skip to main content

Search for: All records

Creators/Authors contains: "Mullally, S. E."

Note: When clicking on a Digital Object Identifier (DOI) number, you will be taken to an external site maintained by the publisher. Some full text articles may not yet be available without a charge during the embargo (administrative interval).
What is a DOI Number?

Some links on this page may take you to non-federal websites. Their policies may differ from this site.

  1. null (Ed.)
  2. Abstract We present James Webb Space Telescope (JWST) and Hubble Space Telescope (HST) observations of the afterglow of GRB 221009A, the brightest gamma-ray burst (GRB) ever observed. This includes the first mid-IR spectra of any GRB, obtained with JWST/Near Infrared Spectrograph (0.6–5.5 micron) and Mid-Infrared Instrument (5–12 micron), 12 days after the burst. Assuming that the intrinsic spectral slope is a single power law, with F ν ∝ ν − β , we obtain β ≈ 0.35, modified by substantial dust extinction with A V = 4.9. This suggests extinction above the notional Galactic value, possibly due to patchy extinction within the Milky Way or dust in the GRB host galaxy. It further implies that the X-ray and optical/IR regimes are not on the same segment of the synchrotron spectrum of the afterglow.
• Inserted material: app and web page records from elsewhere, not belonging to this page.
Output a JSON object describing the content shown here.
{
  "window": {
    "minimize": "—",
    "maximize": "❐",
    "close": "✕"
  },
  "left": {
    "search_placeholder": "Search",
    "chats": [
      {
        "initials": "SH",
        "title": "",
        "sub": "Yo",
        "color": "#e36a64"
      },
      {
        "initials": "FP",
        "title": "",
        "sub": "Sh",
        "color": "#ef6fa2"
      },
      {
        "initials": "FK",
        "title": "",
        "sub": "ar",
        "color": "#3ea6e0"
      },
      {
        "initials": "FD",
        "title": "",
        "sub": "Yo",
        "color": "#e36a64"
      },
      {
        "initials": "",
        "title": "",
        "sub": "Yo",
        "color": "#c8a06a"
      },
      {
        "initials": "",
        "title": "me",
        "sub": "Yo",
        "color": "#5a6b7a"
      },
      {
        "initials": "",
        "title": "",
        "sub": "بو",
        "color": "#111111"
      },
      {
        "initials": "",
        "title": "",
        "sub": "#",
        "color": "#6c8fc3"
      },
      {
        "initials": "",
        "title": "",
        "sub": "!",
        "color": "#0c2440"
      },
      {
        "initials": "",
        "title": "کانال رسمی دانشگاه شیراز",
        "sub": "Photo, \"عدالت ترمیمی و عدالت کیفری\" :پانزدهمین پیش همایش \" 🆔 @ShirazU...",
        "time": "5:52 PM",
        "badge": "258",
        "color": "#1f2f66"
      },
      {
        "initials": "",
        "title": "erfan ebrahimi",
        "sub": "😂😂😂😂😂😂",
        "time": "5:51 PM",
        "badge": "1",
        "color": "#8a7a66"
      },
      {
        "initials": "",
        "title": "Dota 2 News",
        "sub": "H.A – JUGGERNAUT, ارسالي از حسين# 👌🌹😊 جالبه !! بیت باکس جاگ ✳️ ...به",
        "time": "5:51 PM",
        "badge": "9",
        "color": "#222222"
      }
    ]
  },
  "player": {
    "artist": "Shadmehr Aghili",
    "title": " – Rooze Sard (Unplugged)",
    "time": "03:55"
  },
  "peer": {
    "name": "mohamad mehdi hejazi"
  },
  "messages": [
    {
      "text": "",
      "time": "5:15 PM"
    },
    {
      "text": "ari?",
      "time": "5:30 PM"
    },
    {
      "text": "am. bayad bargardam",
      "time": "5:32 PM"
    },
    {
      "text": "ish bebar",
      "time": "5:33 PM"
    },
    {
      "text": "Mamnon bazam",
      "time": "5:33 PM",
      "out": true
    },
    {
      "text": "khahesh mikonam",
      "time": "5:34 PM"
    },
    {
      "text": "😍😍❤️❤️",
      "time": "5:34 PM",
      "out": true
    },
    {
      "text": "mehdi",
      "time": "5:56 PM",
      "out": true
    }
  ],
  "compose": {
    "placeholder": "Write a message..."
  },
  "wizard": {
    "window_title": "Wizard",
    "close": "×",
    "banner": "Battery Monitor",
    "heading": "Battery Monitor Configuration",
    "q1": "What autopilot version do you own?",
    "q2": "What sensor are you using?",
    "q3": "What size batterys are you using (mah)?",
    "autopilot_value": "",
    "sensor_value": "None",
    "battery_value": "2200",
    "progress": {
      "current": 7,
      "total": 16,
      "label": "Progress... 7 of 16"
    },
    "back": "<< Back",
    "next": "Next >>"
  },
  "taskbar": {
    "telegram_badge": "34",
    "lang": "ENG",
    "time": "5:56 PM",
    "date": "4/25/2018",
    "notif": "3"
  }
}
If the cooling break lies between the X-ray and optical/IR, then the temporal decay rates would only match a post-jet-break model, with electron index p < 2, and with the jet expanding into a uniform ISM medium. The shape of the JWST spectrum is near-identical in the optical/near-IR to X-SHOOTER spectroscopy obtained at 0.5 days and to later time observations with HST. The lack of spectral evolution suggests that any accompanying supernova (SN) is either substantially fainter or bluer than SN 1998bw, the proto-type GRB-SN. Our HST observations also reveal a disk-like host galaxy, viewed close to edge-on, that further complicates the isolation of any SN component. The host galaxy appears rather typical among long-GRB hosts and suggests that the extreme properties of GRB 221009A are not directly tied to its galaxy-scale environment. 
    more » « less
  3. null (Ed.)
    Context. We present our findings on 18 previously known ZZ Ceti stars observed by the TESS space telescope in 120 s cadence mode during the survey observation of the southern ecliptic hemisphere. Aims. We focus on the frequency analysis of the space-based observations, comparing the results with findings of previous ground-based measurements. The frequencies detected by the TESS observations can serve as inputs for future asteroseismic analyses. Methods. We performed standard pre-whitening of the data sets to derive the possible pulsation frequencies of the different targets. In some cases, we fit Lorentzians to the frequency groups that emerged as the result of short-term amplitude or phase variations that occurred during the TESS observations. Results. We detected more than 40 pulsation frequencies in seven ZZ Ceti stars observed in the 120 s cadence by TESS, with precision better than 0.1  μ Hz. We found that HE 0532−5605 may be a new outbursting ZZ Ceti. Ten targets do not show any significant pulsation frequencies in their Fourier transforms, due to a combination of their intrinsic faintness and/or crowding on the large TESS pixels. We also detected possible amplitude or phase variations during the TESS observations in some cases. Such behaviour in these targets was not previously identified from ground-based observations. 
    more » « less